▶ [Task directions]:
Pull every line containing the word "chrome" from the records.

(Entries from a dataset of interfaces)
------------

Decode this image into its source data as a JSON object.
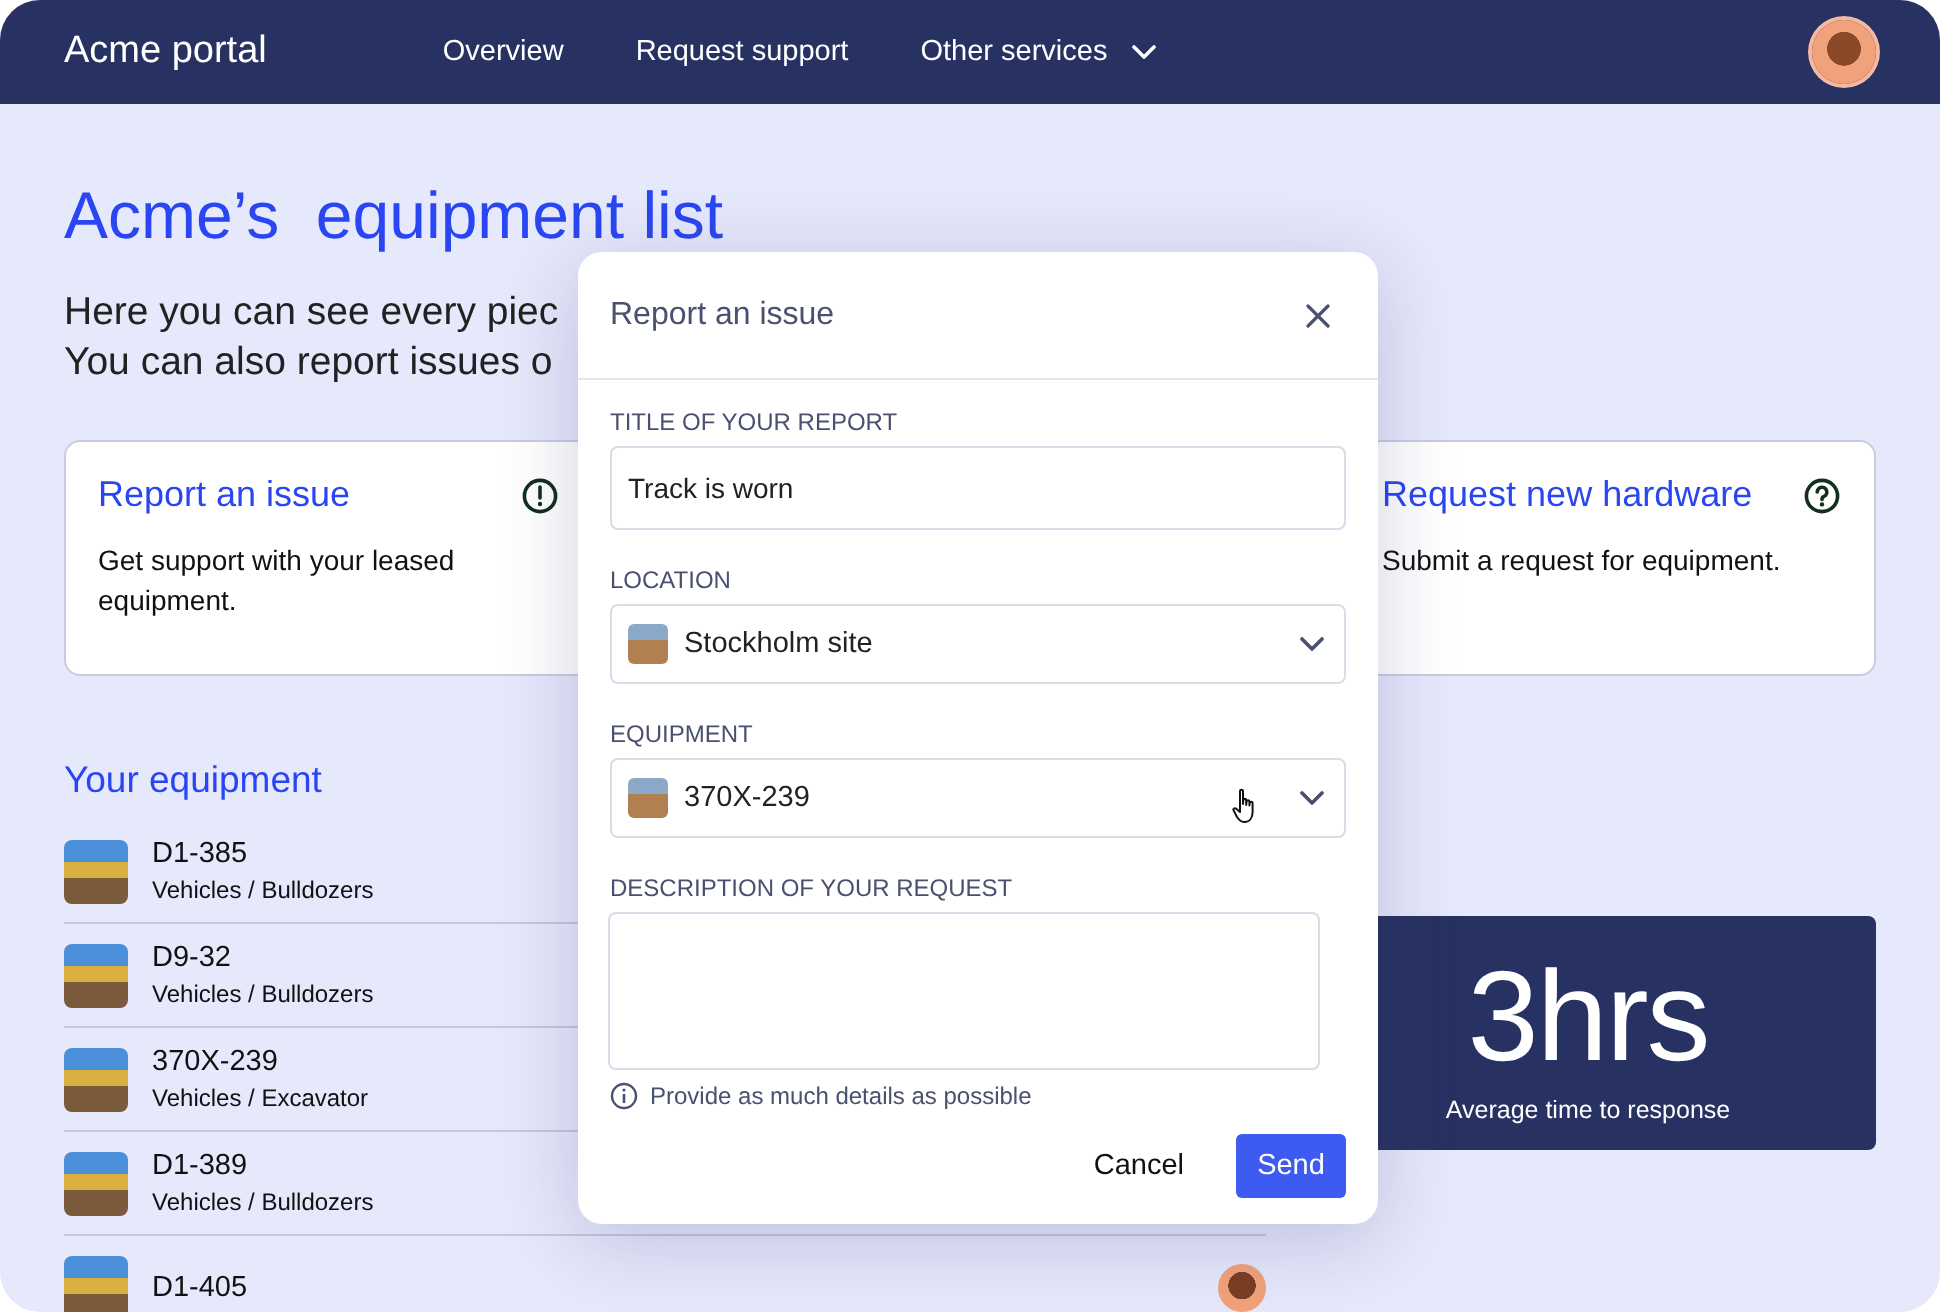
{
  "nav": {
    "brand": "Acme portal",
    "links": [
      {
        "label": "Overview",
        "has_menu": false
      },
      {
        "label": "Request support",
        "has_menu": false
      },
      {
        "label": "Other services",
        "has_menu": true
      }
    ]
  },
  "page": {
    "title": "Acme’s  equipment list",
    "intro_lines": [
      "Here you can see every piec",
      "You can also report issues o"
    ]
  },
  "cards": [
    {
      "kind": "issue",
      "title": "Report an issue",
      "text": "Get support with your  leased equipment."
    },
    {
      "kind": "request",
      "title": "Request new hardware",
      "text": "Submit a request for equipment."
    }
  ],
  "equipment": {
    "heading": "Your equipment",
    "rows": [
      {
        "name": "D1-385",
        "category": "Vehicles / Bulldozers",
        "assignee_avatar": false
      },
      {
        "name": "D9-32",
        "category": "Vehicles / Bulldozers",
        "assignee_avatar": false
      },
      {
        "name": "370X-239",
        "category": "Vehicles / Excavator",
        "assignee_avatar": false
      },
      {
        "name": "D1-389",
        "category": "Vehicles / Bulldozers",
        "assignee_avatar": false
      },
      {
        "name": "D1-405",
        "assignee_avatar": true
      }
    ]
  },
  "stat": {
    "value": "3hrs",
    "label": "Average time to response"
  },
  "dialog": {
    "title": "Report an issue",
    "fields": [
      {
        "kind": "text",
        "label": "TITLE OF YOUR REPORT",
        "value": "Track is worn"
      },
      {
        "kind": "select",
        "label": "LOCATION",
        "value": "Stockholm site",
        "hovered": false
      },
      {
        "kind": "select",
        "label": "EQUIPMENT",
        "value": "370X-239",
        "hovered": true
      },
      {
        "kind": "textarea",
        "label": "DESCRIPTION OF YOUR REQUEST",
        "hint": "Provide as much details as possible"
      }
    ],
    "buttons": [
      {
        "kind": "secondary",
        "label": "Cancel"
      },
      {
        "kind": "primary",
        "label": "Send"
      }
    ]
  }
}
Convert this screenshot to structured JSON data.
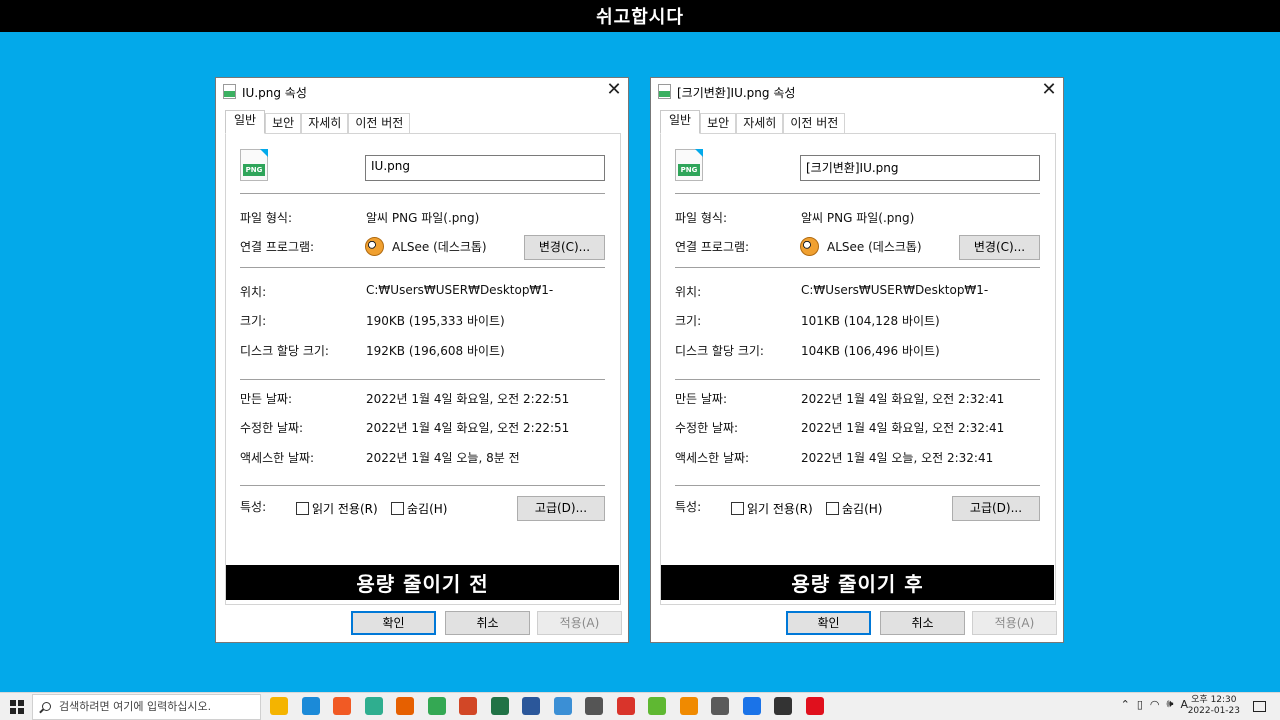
{
  "banner": {
    "text": "쉬고합시다"
  },
  "dialogs": [
    {
      "title": "IU.png 속성",
      "tabs": [
        "일반",
        "보안",
        "자세히",
        "이전 버전"
      ],
      "file_icon_text": "PNG",
      "filename": "IU.png",
      "file_type_label": "파일 형식:",
      "file_type_value": "알씨 PNG 파일(.png)",
      "open_with_label": "연결 프로그램:",
      "open_with_value": "ALSee (데스크톱)",
      "change_button": "변경(C)...",
      "location_label": "위치:",
      "location_value": "C:₩Users₩USER₩Desktop₩1-",
      "size_label": "크기:",
      "size_value": "190KB (195,333 바이트)",
      "disk_size_label": "디스크 할당 크기:",
      "disk_size_value": "192KB (196,608 바이트)",
      "created_label": "만든 날짜:",
      "created_value": "2022년 1월 4일 화요일, 오전 2:22:51",
      "modified_label": "수정한 날짜:",
      "modified_value": "2022년 1월 4일 화요일, 오전 2:22:51",
      "accessed_label": "액세스한 날짜:",
      "accessed_value": "2022년 1월 4일 오늘, 8분 전",
      "attributes_label": "특성:",
      "readonly_label": "읽기 전용(R)",
      "hidden_label": "숨김(H)",
      "advanced_button": "고급(D)...",
      "caption": "용량 줄이기 전",
      "ok_button": "확인",
      "cancel_button": "취소",
      "apply_button": "적용(A)"
    },
    {
      "title": "[크기변환]IU.png 속성",
      "tabs": [
        "일반",
        "보안",
        "자세히",
        "이전 버전"
      ],
      "file_icon_text": "PNG",
      "filename": "[크기변환]IU.png",
      "file_type_label": "파일 형식:",
      "file_type_value": "알씨 PNG 파일(.png)",
      "open_with_label": "연결 프로그램:",
      "open_with_value": "ALSee (데스크톱)",
      "change_button": "변경(C)...",
      "location_label": "위치:",
      "location_value": "C:₩Users₩USER₩Desktop₩1-",
      "size_label": "크기:",
      "size_value": "101KB (104,128 바이트)",
      "disk_size_label": "디스크 할당 크기:",
      "disk_size_value": "104KB (106,496 바이트)",
      "created_label": "만든 날짜:",
      "created_value": "2022년 1월 4일 화요일, 오전 2:32:41",
      "modified_label": "수정한 날짜:",
      "modified_value": "2022년 1월 4일 화요일, 오전 2:32:41",
      "accessed_label": "액세스한 날짜:",
      "accessed_value": "2022년 1월 4일 오늘, 오전 2:32:41",
      "attributes_label": "특성:",
      "readonly_label": "읽기 전용(R)",
      "hidden_label": "숨김(H)",
      "advanced_button": "고급(D)...",
      "caption": "용량 줄이기 후",
      "ok_button": "확인",
      "cancel_button": "취소",
      "apply_button": "적용(A)"
    }
  ],
  "taskbar": {
    "search_placeholder": "검색하려면 여기에 입력하십시오.",
    "apps": [
      {
        "name": "file-explorer-icon",
        "color": "#f4b400"
      },
      {
        "name": "edge-icon",
        "color": "#1b8ad8"
      },
      {
        "name": "brave-icon",
        "color": "#f15a24"
      },
      {
        "name": "app-icon",
        "color": "#2fae8f"
      },
      {
        "name": "firefox-icon",
        "color": "#e66000"
      },
      {
        "name": "chrome-icon",
        "color": "#34a853"
      },
      {
        "name": "powerpoint-icon",
        "color": "#d24726"
      },
      {
        "name": "excel-icon",
        "color": "#217346"
      },
      {
        "name": "word-icon",
        "color": "#2b579a"
      },
      {
        "name": "remote-desktop-icon",
        "color": "#3b8fd5"
      },
      {
        "name": "search-app-icon",
        "color": "#555555"
      },
      {
        "name": "se-app-icon",
        "color": "#d9342b"
      },
      {
        "name": "green-app-icon",
        "color": "#5fb832"
      },
      {
        "name": "vlc-icon",
        "color": "#f08a00"
      },
      {
        "name": "calculator-icon",
        "color": "#5a5a5a"
      },
      {
        "name": "chrome-dev-icon",
        "color": "#1a73e8"
      },
      {
        "name": "sticky-notes-icon",
        "color": "#333333"
      },
      {
        "name": "opera-icon",
        "color": "#e0101d"
      }
    ],
    "tray_lang": "A",
    "clock_time": "오후 12:30",
    "clock_date": "2022-01-23"
  }
}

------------

▶ [Exercise solution]:
        "name": "chrome-icon",
        "name": "chrome-dev-icon",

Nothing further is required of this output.